Google executive chairman Eric Schmidt is meeting the European Union's antitrust chief Margrethe Vestager next week in connection with the antitrust complaints against the company in the region.
Reuters, citing sources with knowledge of the matter, reported that Vestager and Schmidt will meet in Brussels early next week.
Vestager has already met executives at more than a dozen Google complainants, such as Microsoft and German publisher Axel Springer, to get feedback and her meeting with Schmidt would help Europe decide the next step in the four-year-old investigation.
A number of firms, including online travel sites Expedia and TripAdvisor, publishers in Germany and Spain as well as price comparison sites in Poland and Britain, accused Google of abusing its dominance in Europe.
The company could be penalised up to 10% of its global revenues, if found guilty of breaching EU rules.
Vestager's predecessor, Joaquin Almunia, earlier tried to settle the case with Google, but he backed out from the attempt due to stiff opposition within the European Commission.
Earlier, the EU Parliament proposed a split up of Google's search engine operations in Europe from the rest of its business in order to curb the monopoly of the internet giant in the area.
In addition to the antitrust issue, the company faces complaints over people's privacy.

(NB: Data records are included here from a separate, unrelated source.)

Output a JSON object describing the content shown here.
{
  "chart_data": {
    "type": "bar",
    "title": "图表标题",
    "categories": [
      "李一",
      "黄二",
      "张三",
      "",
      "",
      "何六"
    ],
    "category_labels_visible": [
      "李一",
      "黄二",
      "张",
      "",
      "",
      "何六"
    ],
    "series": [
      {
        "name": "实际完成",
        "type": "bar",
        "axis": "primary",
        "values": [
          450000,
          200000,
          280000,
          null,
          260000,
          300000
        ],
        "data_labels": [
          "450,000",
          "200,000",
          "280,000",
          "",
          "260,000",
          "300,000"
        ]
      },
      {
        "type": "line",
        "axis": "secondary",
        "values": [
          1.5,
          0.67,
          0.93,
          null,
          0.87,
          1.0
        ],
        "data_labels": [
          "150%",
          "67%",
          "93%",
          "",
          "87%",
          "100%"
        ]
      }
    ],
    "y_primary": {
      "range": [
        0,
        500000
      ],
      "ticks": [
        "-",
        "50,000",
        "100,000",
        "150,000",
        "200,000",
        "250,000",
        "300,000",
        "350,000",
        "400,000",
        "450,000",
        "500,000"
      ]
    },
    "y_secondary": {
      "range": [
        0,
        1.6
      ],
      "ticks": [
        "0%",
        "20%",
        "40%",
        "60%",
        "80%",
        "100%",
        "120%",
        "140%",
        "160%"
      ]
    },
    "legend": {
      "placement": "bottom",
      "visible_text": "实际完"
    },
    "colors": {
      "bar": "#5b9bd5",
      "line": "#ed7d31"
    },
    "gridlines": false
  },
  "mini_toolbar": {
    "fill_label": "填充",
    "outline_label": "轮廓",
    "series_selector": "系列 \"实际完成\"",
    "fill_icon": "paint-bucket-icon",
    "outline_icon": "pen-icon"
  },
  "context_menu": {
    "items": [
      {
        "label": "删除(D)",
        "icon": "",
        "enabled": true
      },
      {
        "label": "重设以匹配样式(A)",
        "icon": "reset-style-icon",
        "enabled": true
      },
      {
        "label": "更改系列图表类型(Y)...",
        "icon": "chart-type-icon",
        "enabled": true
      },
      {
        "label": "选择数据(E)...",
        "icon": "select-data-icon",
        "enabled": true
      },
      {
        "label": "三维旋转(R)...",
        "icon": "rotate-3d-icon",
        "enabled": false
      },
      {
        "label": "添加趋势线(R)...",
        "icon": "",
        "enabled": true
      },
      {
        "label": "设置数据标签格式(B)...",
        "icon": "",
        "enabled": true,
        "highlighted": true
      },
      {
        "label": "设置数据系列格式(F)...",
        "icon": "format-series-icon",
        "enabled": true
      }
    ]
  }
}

Earlier, Europe's top court ruled that internet companies can be made to remove irrelevant or excessive personal information from search engine results.
As per the order, the company has to remove web links considered offensive by users and handling users' personal information.